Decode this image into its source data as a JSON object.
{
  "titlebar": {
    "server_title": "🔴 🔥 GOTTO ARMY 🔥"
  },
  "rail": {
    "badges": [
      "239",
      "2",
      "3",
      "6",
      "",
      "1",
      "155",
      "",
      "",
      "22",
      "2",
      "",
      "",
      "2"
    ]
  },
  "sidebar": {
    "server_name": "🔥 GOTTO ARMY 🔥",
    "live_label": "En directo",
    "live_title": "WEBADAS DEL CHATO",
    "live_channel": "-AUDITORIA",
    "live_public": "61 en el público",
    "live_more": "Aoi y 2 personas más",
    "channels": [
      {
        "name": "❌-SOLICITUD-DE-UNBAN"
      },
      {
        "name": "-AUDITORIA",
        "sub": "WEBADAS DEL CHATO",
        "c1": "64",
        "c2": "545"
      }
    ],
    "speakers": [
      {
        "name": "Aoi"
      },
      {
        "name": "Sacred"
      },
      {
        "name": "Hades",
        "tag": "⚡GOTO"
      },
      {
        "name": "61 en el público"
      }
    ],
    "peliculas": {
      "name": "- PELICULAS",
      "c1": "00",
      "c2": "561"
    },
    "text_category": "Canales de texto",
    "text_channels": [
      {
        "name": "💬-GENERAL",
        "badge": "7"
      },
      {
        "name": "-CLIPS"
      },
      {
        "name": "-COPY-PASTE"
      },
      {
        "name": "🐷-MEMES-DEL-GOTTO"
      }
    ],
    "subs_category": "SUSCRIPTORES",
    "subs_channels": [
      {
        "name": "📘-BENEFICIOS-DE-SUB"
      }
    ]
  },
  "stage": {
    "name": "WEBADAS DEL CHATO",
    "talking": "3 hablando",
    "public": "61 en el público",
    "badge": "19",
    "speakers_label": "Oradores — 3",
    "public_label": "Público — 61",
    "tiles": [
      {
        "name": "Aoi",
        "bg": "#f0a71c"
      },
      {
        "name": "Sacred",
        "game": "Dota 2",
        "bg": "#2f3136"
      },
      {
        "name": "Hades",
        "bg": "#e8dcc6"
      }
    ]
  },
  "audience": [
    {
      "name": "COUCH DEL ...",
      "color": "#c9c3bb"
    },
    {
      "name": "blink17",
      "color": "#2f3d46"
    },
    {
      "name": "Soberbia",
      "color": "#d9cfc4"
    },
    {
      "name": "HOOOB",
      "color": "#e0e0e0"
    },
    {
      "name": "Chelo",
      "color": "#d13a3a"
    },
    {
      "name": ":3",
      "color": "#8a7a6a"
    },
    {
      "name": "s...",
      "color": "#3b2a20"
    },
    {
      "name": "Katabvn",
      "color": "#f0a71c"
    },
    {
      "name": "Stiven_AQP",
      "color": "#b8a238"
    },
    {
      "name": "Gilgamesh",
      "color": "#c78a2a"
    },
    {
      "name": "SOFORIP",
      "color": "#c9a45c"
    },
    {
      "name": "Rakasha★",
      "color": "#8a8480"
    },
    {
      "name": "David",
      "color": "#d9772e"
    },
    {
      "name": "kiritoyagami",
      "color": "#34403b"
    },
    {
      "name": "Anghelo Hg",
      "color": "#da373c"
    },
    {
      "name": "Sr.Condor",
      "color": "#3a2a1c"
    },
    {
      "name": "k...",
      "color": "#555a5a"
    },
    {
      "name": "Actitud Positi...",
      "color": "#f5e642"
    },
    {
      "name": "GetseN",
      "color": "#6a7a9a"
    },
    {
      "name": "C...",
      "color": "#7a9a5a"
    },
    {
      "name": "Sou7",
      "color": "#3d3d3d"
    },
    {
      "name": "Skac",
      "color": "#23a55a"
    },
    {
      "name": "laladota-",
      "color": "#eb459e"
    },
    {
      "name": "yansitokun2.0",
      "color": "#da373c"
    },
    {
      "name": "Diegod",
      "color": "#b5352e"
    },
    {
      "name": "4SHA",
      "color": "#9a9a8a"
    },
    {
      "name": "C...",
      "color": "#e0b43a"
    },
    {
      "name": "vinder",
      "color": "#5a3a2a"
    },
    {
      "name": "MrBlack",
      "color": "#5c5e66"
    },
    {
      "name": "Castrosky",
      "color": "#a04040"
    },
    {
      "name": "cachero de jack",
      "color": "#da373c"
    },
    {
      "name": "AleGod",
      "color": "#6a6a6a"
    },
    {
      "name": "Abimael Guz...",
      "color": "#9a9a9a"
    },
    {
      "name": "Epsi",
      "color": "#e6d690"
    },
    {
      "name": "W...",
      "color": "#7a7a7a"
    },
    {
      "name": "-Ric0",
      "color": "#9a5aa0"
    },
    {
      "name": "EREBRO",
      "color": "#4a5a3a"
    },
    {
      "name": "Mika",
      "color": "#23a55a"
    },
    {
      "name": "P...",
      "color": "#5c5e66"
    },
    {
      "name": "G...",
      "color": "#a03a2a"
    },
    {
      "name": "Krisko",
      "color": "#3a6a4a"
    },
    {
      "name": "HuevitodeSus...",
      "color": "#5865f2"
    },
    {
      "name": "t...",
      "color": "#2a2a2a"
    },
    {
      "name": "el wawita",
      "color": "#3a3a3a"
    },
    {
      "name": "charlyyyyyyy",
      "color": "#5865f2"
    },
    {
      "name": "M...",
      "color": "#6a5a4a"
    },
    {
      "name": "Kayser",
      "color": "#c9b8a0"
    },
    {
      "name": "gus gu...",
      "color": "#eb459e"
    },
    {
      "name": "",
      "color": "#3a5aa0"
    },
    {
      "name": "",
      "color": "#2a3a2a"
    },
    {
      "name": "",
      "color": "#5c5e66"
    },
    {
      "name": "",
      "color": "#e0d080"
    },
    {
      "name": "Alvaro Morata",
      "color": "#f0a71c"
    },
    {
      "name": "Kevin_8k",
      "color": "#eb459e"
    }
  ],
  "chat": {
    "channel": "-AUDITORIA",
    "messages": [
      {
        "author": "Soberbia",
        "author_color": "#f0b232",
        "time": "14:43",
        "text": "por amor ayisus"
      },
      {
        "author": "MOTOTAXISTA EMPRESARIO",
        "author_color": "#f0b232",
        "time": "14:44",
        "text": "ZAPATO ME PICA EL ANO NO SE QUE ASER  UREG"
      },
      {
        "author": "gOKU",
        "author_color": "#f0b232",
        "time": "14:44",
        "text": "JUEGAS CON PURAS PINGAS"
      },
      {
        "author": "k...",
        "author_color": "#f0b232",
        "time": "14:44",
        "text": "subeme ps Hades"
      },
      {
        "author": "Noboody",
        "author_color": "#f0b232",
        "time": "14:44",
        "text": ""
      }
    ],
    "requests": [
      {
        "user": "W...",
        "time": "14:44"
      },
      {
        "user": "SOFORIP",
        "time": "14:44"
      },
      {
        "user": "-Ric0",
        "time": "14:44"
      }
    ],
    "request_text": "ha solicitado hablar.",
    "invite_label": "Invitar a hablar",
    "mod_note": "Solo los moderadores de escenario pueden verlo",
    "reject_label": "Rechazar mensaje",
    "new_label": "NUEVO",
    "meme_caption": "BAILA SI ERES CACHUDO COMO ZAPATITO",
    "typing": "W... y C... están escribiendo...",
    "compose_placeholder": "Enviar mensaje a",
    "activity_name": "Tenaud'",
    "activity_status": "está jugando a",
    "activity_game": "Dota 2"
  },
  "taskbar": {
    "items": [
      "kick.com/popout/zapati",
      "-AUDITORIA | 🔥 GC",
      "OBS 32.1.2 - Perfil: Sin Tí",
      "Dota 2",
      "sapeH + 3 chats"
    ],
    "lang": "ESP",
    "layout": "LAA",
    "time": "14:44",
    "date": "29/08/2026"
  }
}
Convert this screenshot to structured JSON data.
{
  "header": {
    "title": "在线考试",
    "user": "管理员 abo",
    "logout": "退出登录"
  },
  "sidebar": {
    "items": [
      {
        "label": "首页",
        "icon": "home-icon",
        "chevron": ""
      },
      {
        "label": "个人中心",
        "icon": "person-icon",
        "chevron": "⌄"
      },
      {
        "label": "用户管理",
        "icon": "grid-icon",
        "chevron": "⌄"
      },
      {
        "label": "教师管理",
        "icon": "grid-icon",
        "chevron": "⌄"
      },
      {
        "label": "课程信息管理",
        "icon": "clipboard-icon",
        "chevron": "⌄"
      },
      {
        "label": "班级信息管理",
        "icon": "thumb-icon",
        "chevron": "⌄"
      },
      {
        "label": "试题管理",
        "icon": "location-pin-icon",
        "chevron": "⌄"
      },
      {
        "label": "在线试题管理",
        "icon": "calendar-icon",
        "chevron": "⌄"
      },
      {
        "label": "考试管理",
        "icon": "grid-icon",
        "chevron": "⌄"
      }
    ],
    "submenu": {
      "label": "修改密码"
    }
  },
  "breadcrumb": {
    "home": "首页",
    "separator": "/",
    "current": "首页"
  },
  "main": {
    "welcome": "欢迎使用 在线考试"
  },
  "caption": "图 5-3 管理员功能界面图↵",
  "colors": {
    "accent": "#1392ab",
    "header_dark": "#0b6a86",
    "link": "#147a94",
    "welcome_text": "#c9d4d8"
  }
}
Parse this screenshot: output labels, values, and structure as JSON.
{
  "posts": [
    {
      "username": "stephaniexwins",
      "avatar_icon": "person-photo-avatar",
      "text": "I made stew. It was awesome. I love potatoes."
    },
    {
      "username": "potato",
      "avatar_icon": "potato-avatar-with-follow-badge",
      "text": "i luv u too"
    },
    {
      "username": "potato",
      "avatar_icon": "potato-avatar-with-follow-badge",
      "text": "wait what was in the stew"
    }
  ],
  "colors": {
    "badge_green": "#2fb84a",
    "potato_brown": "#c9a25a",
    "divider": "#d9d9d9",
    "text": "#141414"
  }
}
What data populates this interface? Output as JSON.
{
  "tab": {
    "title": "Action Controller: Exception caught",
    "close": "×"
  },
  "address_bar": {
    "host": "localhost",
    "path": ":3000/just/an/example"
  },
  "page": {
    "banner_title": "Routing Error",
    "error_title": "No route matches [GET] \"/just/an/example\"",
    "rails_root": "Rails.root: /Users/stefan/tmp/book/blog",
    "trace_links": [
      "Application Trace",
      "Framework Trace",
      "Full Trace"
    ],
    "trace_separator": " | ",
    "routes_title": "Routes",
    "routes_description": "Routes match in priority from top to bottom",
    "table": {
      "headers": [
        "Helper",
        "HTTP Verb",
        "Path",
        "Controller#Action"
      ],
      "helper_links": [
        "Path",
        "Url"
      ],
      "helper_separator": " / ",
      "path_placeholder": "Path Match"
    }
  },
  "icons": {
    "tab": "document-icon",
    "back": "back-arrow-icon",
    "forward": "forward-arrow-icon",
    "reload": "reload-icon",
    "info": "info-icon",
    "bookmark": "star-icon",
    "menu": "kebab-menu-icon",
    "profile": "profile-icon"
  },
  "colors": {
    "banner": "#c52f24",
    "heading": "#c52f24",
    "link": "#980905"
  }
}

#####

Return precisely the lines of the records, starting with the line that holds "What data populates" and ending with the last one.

What data populates this interface? Output as JSON.
{
  "tab": {
    "title": "Action Controller: Exception caught",
    "close": "×"
  },
  "address_bar": {
    "host": "localhost",
    "path": ":3000/just/an/example"
  },
  "page": {
    "banner_title": "Routing Error",
    "error_title": "No route matches [GET] \"/just/an/example\"",
    "rails_root": "Rails.root: /Users/stefan/tmp/book/blog",
    "trace_links": [
      "Application Trace",
      "Framework Trace",
      "Full Trace"
    ],
    "trace_separator": " | ",
    "routes_title": "Routes",
    "routes_description": "Routes match in priority from top to bottom",
    "table": {
      "headers": [
        "Helper",
        "HTTP Verb",
        "Path",
        "Controller#Action"
      ],
      "helper_links": [
        "Path",
        "Url"
      ],
      "helper_separator": " / ",
      "path_placeholder": "Path Match"
    }
  },
  "icons": {
    "tab": "document-icon",
    "back": "back-arrow-icon",
    "forward": "forward-arrow-icon",
    "reload": "reload-icon",
    "info": "info-icon",
    "bookmark": "star-icon",
    "menu": "kebab-menu-icon",
    "profile": "profile-icon"
  },
  "colors": {
    "banner": "#c52f24",
    "heading": "#c52f24",
    "link": "#980905"
  }
}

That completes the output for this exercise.